---------- Data to examine

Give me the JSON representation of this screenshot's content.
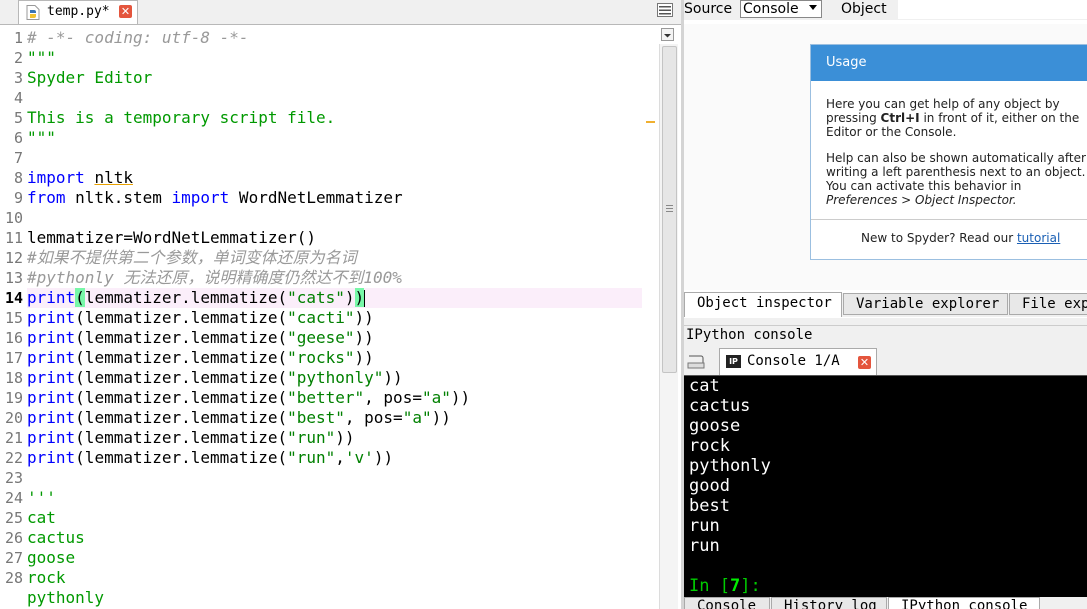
{
  "editor": {
    "tab_label": "temp.py*",
    "current_line": 14,
    "line_numbers": [
      "1",
      "2",
      "3",
      "4",
      "5",
      "6",
      "7",
      "8",
      "9",
      "10",
      "11",
      "12",
      "13",
      "14",
      "15",
      "16",
      "17",
      "18",
      "19",
      "20",
      "21",
      "22",
      "23",
      "24",
      "25",
      "26",
      "27",
      "28"
    ],
    "lines": {
      "l1": "# -*- coding: utf-8 -*-",
      "l2": "\"\"\"",
      "l3": "Spyder Editor",
      "l5": "This is a temporary script file.",
      "l6": "\"\"\"",
      "l8_kw": "import",
      "l8_mod": "nltk",
      "l9_kw1": "from",
      "l9_mod": " nltk.stem ",
      "l9_kw2": "import",
      "l9_name": " WordNetLemmatizer",
      "l11": "lemmatizer=WordNetLemmatizer()",
      "l12": "#如果不提供第二个参数，单词变体还原为名词",
      "l13": "#pythonly 无法还原，说明精确度仍然达不到100%",
      "print_kw": "print",
      "call_prefix": "(lemmatizer.lemmatize(",
      "l14_arg": "\"cats\"",
      "l15_arg": "\"cacti\"",
      "l16_arg": "\"geese\"",
      "l17_arg": "\"rocks\"",
      "l18_arg": "\"pythonly\"",
      "l19_arg": "\"better\"",
      "l19_kw": ", pos=",
      "l19_pos": "\"a\"",
      "l20_arg": "\"best\"",
      "l20_kw": ", pos=",
      "l20_pos": "\"a\"",
      "l21_arg": "\"run\"",
      "l22_arg": "\"run\"",
      "l22_sep": ",",
      "l22_pos": "'v'",
      "close2": "))",
      "l24": "'''",
      "l25": "cat",
      "l26": "cactus",
      "l27": "goose",
      "l28": "rock",
      "l29": "pythonly"
    }
  },
  "inspector": {
    "source_label": "Source",
    "source_value": "Console",
    "object_label": "Object",
    "object_value": "",
    "usage": {
      "title": "Usage",
      "p1_line1": "Here you can get help of any object by",
      "p1_line2_pre": "pressing ",
      "p1_line2_key": "Ctrl+I",
      "p1_line2_post": " in front of it, either on the",
      "p1_line3": "Editor or the Console.",
      "p2_line1": "Help can also be shown automatically after",
      "p2_line2": "writing a left parenthesis next to an object.",
      "p2_line3": "You can activate this behavior in",
      "p2_line4": "Preferences > Object Inspector.",
      "footer_text": "New to Spyder? Read our ",
      "footer_link": "tutorial"
    },
    "tabs": [
      "Object inspector",
      "Variable explorer",
      "File explorer"
    ]
  },
  "ipython": {
    "pane_title": "IPython console",
    "console_tab_label": "Console 1/A",
    "output_lines": [
      "cat",
      "cactus",
      "goose",
      "rock",
      "pythonly",
      "good",
      "best",
      "run",
      "run"
    ],
    "prompt_prefix": "In [",
    "prompt_number": "7",
    "prompt_suffix": "]:",
    "bottom_tabs": [
      "Console",
      "History log",
      "IPython console"
    ]
  },
  "colors": {
    "keyword": "#0000ff",
    "string": "#008000",
    "comment": "#999999",
    "usage_header": "#3b8fd7",
    "console_bg": "#000000",
    "prompt": "#00cc00"
  },
  "icons": {
    "editor_tab": "python-file-icon",
    "tab_close": "close-icon",
    "editor_options": "options-icon",
    "inspector_pane": "pane-menu-icon",
    "console_tab": "ipython-icon"
  }
}
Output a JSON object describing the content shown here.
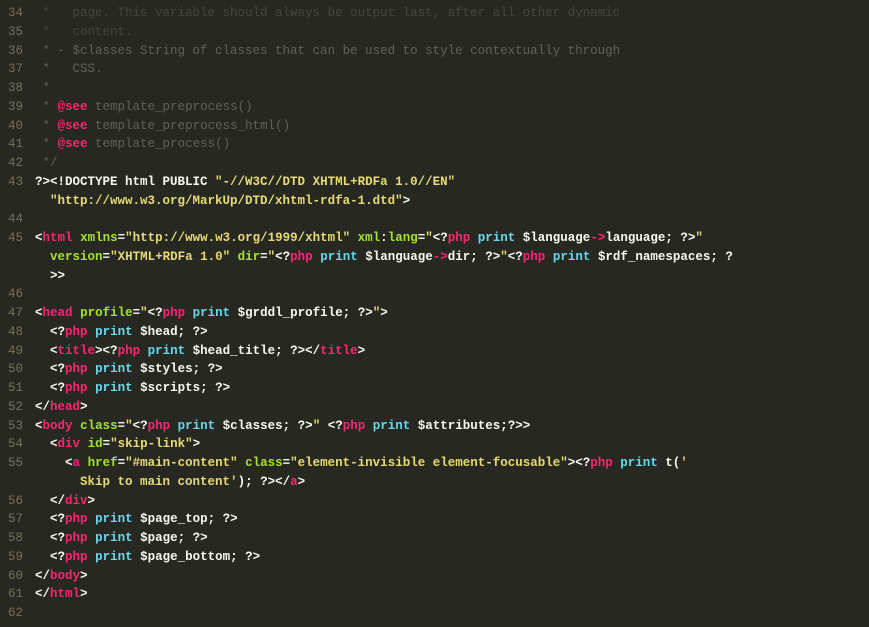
{
  "lines": [
    {
      "num": 34,
      "segs": [
        {
          "cls": "c-comment-faint",
          "t": " *   page. This variable should always be output last, after all other dynamic"
        }
      ]
    },
    {
      "num": 35,
      "segs": [
        {
          "cls": "c-comment-faint",
          "t": " *   content."
        }
      ]
    },
    {
      "num": 36,
      "segs": [
        {
          "cls": "c-comment",
          "t": " * - $classes String of classes that can be used to style contextually through"
        }
      ]
    },
    {
      "num": 37,
      "segs": [
        {
          "cls": "c-comment",
          "t": " *   CSS."
        }
      ]
    },
    {
      "num": 38,
      "segs": [
        {
          "cls": "c-comment",
          "t": " *"
        }
      ]
    },
    {
      "num": 39,
      "segs": [
        {
          "cls": "c-comment",
          "t": " * "
        },
        {
          "cls": "c-tag-red bold",
          "t": "@see"
        },
        {
          "cls": "c-comment",
          "t": " template_preprocess()"
        }
      ]
    },
    {
      "num": 40,
      "segs": [
        {
          "cls": "c-comment",
          "t": " * "
        },
        {
          "cls": "c-tag-red bold",
          "t": "@see"
        },
        {
          "cls": "c-comment",
          "t": " template_preprocess_html()"
        }
      ]
    },
    {
      "num": 41,
      "segs": [
        {
          "cls": "c-comment",
          "t": " * "
        },
        {
          "cls": "c-tag-red bold",
          "t": "@see"
        },
        {
          "cls": "c-comment",
          "t": " template_process()"
        }
      ]
    },
    {
      "num": 42,
      "segs": [
        {
          "cls": "c-comment",
          "t": " */"
        }
      ]
    },
    {
      "num": 43,
      "segs": [
        {
          "cls": "c-white bold",
          "t": "?><!DOCTYPE html PUBLIC "
        },
        {
          "cls": "c-string bold",
          "t": "\"-//W3C//DTD XHTML+RDFa 1.0//EN\""
        }
      ]
    },
    {
      "num": " ",
      "segs": [
        {
          "cls": "c-string bold",
          "t": "  \"http://www.w3.org/MarkUp/DTD/xhtml-rdfa-1.dtd\""
        },
        {
          "cls": "c-white bold",
          "t": ">"
        }
      ]
    },
    {
      "num": 44,
      "segs": []
    },
    {
      "num": 45,
      "segs": [
        {
          "cls": "c-white bold",
          "t": "<"
        },
        {
          "cls": "c-tag-red bold",
          "t": "html"
        },
        {
          "cls": "c-white bold",
          "t": " "
        },
        {
          "cls": "c-attr bold",
          "t": "xmlns"
        },
        {
          "cls": "c-white bold",
          "t": "="
        },
        {
          "cls": "c-string bold",
          "t": "\"http://www.w3.org/1999/xhtml\""
        },
        {
          "cls": "c-white bold",
          "t": " "
        },
        {
          "cls": "c-attr bold",
          "t": "xml"
        },
        {
          "cls": "c-white bold",
          "t": ":"
        },
        {
          "cls": "c-attr bold",
          "t": "lang"
        },
        {
          "cls": "c-white bold",
          "t": "="
        },
        {
          "cls": "c-string bold",
          "t": "\""
        },
        {
          "cls": "c-white bold",
          "t": "<?"
        },
        {
          "cls": "c-tag-red bold",
          "t": "php"
        },
        {
          "cls": "c-white bold",
          "t": " "
        },
        {
          "cls": "c-keyword bold",
          "t": "print"
        },
        {
          "cls": "c-white bold",
          "t": " $language"
        },
        {
          "cls": "c-tag-red bold",
          "t": "->"
        },
        {
          "cls": "c-white bold",
          "t": "language; ?>"
        },
        {
          "cls": "c-string bold",
          "t": "\""
        }
      ]
    },
    {
      "num": " ",
      "segs": [
        {
          "cls": "c-white bold",
          "t": "  "
        },
        {
          "cls": "c-attr bold",
          "t": "version"
        },
        {
          "cls": "c-white bold",
          "t": "="
        },
        {
          "cls": "c-string bold",
          "t": "\"XHTML+RDFa 1.0\""
        },
        {
          "cls": "c-white bold",
          "t": " "
        },
        {
          "cls": "c-attr bold",
          "t": "dir"
        },
        {
          "cls": "c-white bold",
          "t": "="
        },
        {
          "cls": "c-string bold",
          "t": "\""
        },
        {
          "cls": "c-white bold",
          "t": "<?"
        },
        {
          "cls": "c-tag-red bold",
          "t": "php"
        },
        {
          "cls": "c-white bold",
          "t": " "
        },
        {
          "cls": "c-keyword bold",
          "t": "print"
        },
        {
          "cls": "c-white bold",
          "t": " $language"
        },
        {
          "cls": "c-tag-red bold",
          "t": "->"
        },
        {
          "cls": "c-white bold",
          "t": "dir; ?>"
        },
        {
          "cls": "c-string bold",
          "t": "\""
        },
        {
          "cls": "c-white bold",
          "t": "<?"
        },
        {
          "cls": "c-tag-red bold",
          "t": "php"
        },
        {
          "cls": "c-white bold",
          "t": " "
        },
        {
          "cls": "c-keyword bold",
          "t": "print"
        },
        {
          "cls": "c-white bold",
          "t": " $rdf_namespaces; ?"
        }
      ]
    },
    {
      "num": " ",
      "segs": [
        {
          "cls": "c-white bold",
          "t": "  >>"
        }
      ]
    },
    {
      "num": 46,
      "segs": []
    },
    {
      "num": 47,
      "segs": [
        {
          "cls": "c-white bold",
          "t": "<"
        },
        {
          "cls": "c-tag-red bold",
          "t": "head"
        },
        {
          "cls": "c-white bold",
          "t": " "
        },
        {
          "cls": "c-attr bold",
          "t": "profile"
        },
        {
          "cls": "c-white bold",
          "t": "="
        },
        {
          "cls": "c-string bold",
          "t": "\""
        },
        {
          "cls": "c-white bold",
          "t": "<?"
        },
        {
          "cls": "c-tag-red bold",
          "t": "php"
        },
        {
          "cls": "c-white bold",
          "t": " "
        },
        {
          "cls": "c-keyword bold",
          "t": "print"
        },
        {
          "cls": "c-white bold",
          "t": " $grddl_profile; ?>"
        },
        {
          "cls": "c-string bold",
          "t": "\""
        },
        {
          "cls": "c-white bold",
          "t": ">"
        }
      ]
    },
    {
      "num": 48,
      "segs": [
        {
          "cls": "c-white bold",
          "t": "  <?"
        },
        {
          "cls": "c-tag-red bold",
          "t": "php"
        },
        {
          "cls": "c-white bold",
          "t": " "
        },
        {
          "cls": "c-keyword bold",
          "t": "print"
        },
        {
          "cls": "c-white bold",
          "t": " $head; ?>"
        }
      ]
    },
    {
      "num": 49,
      "segs": [
        {
          "cls": "c-white bold",
          "t": "  <"
        },
        {
          "cls": "c-tag-red bold",
          "t": "title"
        },
        {
          "cls": "c-white bold",
          "t": "><?"
        },
        {
          "cls": "c-tag-red bold",
          "t": "php"
        },
        {
          "cls": "c-white bold",
          "t": " "
        },
        {
          "cls": "c-keyword bold",
          "t": "print"
        },
        {
          "cls": "c-white bold",
          "t": " $head_title; ?></"
        },
        {
          "cls": "c-tag-red bold",
          "t": "title"
        },
        {
          "cls": "c-white bold",
          "t": ">"
        }
      ]
    },
    {
      "num": 50,
      "segs": [
        {
          "cls": "c-white bold",
          "t": "  <?"
        },
        {
          "cls": "c-tag-red bold",
          "t": "php"
        },
        {
          "cls": "c-white bold",
          "t": " "
        },
        {
          "cls": "c-keyword bold",
          "t": "print"
        },
        {
          "cls": "c-white bold",
          "t": " $styles; ?>"
        }
      ]
    },
    {
      "num": 51,
      "segs": [
        {
          "cls": "c-white bold",
          "t": "  <?"
        },
        {
          "cls": "c-tag-red bold",
          "t": "php"
        },
        {
          "cls": "c-white bold",
          "t": " "
        },
        {
          "cls": "c-keyword bold",
          "t": "print"
        },
        {
          "cls": "c-white bold",
          "t": " $scripts; ?>"
        }
      ]
    },
    {
      "num": 52,
      "segs": [
        {
          "cls": "c-white bold",
          "t": "</"
        },
        {
          "cls": "c-tag-red bold",
          "t": "head"
        },
        {
          "cls": "c-white bold",
          "t": ">"
        }
      ]
    },
    {
      "num": 53,
      "segs": [
        {
          "cls": "c-white bold",
          "t": "<"
        },
        {
          "cls": "c-tag-red bold",
          "t": "body"
        },
        {
          "cls": "c-white bold",
          "t": " "
        },
        {
          "cls": "c-attr bold",
          "t": "class"
        },
        {
          "cls": "c-white bold",
          "t": "="
        },
        {
          "cls": "c-string bold",
          "t": "\""
        },
        {
          "cls": "c-white bold",
          "t": "<?"
        },
        {
          "cls": "c-tag-red bold",
          "t": "php"
        },
        {
          "cls": "c-white bold",
          "t": " "
        },
        {
          "cls": "c-keyword bold",
          "t": "print"
        },
        {
          "cls": "c-white bold",
          "t": " $classes; ?>"
        },
        {
          "cls": "c-string bold",
          "t": "\""
        },
        {
          "cls": "c-white bold",
          "t": " <?"
        },
        {
          "cls": "c-tag-red bold",
          "t": "php"
        },
        {
          "cls": "c-white bold",
          "t": " "
        },
        {
          "cls": "c-keyword bold",
          "t": "print"
        },
        {
          "cls": "c-white bold",
          "t": " $attributes;?>>"
        }
      ]
    },
    {
      "num": 54,
      "segs": [
        {
          "cls": "c-white bold",
          "t": "  <"
        },
        {
          "cls": "c-tag-red bold",
          "t": "div"
        },
        {
          "cls": "c-white bold",
          "t": " "
        },
        {
          "cls": "c-attr bold",
          "t": "id"
        },
        {
          "cls": "c-white bold",
          "t": "="
        },
        {
          "cls": "c-string bold",
          "t": "\"skip-link\""
        },
        {
          "cls": "c-white bold",
          "t": ">"
        }
      ]
    },
    {
      "num": 55,
      "segs": [
        {
          "cls": "c-white bold",
          "t": "    <"
        },
        {
          "cls": "c-tag-red bold",
          "t": "a"
        },
        {
          "cls": "c-white bold",
          "t": " "
        },
        {
          "cls": "c-attr bold",
          "t": "href"
        },
        {
          "cls": "c-white bold",
          "t": "="
        },
        {
          "cls": "c-string bold",
          "t": "\"#main-content\""
        },
        {
          "cls": "c-white bold",
          "t": " "
        },
        {
          "cls": "c-attr bold",
          "t": "class"
        },
        {
          "cls": "c-white bold",
          "t": "="
        },
        {
          "cls": "c-string bold",
          "t": "\"element-invisible element-focusable\""
        },
        {
          "cls": "c-white bold",
          "t": "><?"
        },
        {
          "cls": "c-tag-red bold",
          "t": "php"
        },
        {
          "cls": "c-white bold",
          "t": " "
        },
        {
          "cls": "c-keyword bold",
          "t": "print"
        },
        {
          "cls": "c-white bold",
          "t": " t("
        },
        {
          "cls": "c-string bold",
          "t": "'"
        }
      ]
    },
    {
      "num": " ",
      "segs": [
        {
          "cls": "c-string bold",
          "t": "      Skip to main content'"
        },
        {
          "cls": "c-white bold",
          "t": "); ?></"
        },
        {
          "cls": "c-tag-red bold",
          "t": "a"
        },
        {
          "cls": "c-white bold",
          "t": ">"
        }
      ]
    },
    {
      "num": 56,
      "segs": [
        {
          "cls": "c-white bold",
          "t": "  </"
        },
        {
          "cls": "c-tag-red bold",
          "t": "div"
        },
        {
          "cls": "c-white bold",
          "t": ">"
        }
      ]
    },
    {
      "num": 57,
      "segs": [
        {
          "cls": "c-white bold",
          "t": "  <?"
        },
        {
          "cls": "c-tag-red bold",
          "t": "php"
        },
        {
          "cls": "c-white bold",
          "t": " "
        },
        {
          "cls": "c-keyword bold",
          "t": "print"
        },
        {
          "cls": "c-white bold",
          "t": " $page_top; ?>"
        }
      ]
    },
    {
      "num": 58,
      "segs": [
        {
          "cls": "c-white bold",
          "t": "  <?"
        },
        {
          "cls": "c-tag-red bold",
          "t": "php"
        },
        {
          "cls": "c-white bold",
          "t": " "
        },
        {
          "cls": "c-keyword bold",
          "t": "print"
        },
        {
          "cls": "c-white bold",
          "t": " $page; ?>"
        }
      ]
    },
    {
      "num": 59,
      "segs": [
        {
          "cls": "c-white bold",
          "t": "  <?"
        },
        {
          "cls": "c-tag-red bold",
          "t": "php"
        },
        {
          "cls": "c-white bold",
          "t": " "
        },
        {
          "cls": "c-keyword bold",
          "t": "print"
        },
        {
          "cls": "c-white bold",
          "t": " $page_bottom; ?>"
        }
      ]
    },
    {
      "num": 60,
      "segs": [
        {
          "cls": "c-white bold",
          "t": "</"
        },
        {
          "cls": "c-tag-red bold",
          "t": "body"
        },
        {
          "cls": "c-white bold",
          "t": ">"
        }
      ]
    },
    {
      "num": 61,
      "segs": [
        {
          "cls": "c-white bold",
          "t": "</"
        },
        {
          "cls": "c-tag-red bold",
          "t": "html"
        },
        {
          "cls": "c-white bold",
          "t": ">"
        }
      ]
    },
    {
      "num": 62,
      "segs": []
    }
  ]
}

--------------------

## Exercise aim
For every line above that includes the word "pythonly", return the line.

## Task answer
      "l13": "#pythonly 无法还原，说明精确度仍然达不到100%",
      "l18_arg": "\"pythonly\"",
      "l29": "pythonly"
      "pythonly",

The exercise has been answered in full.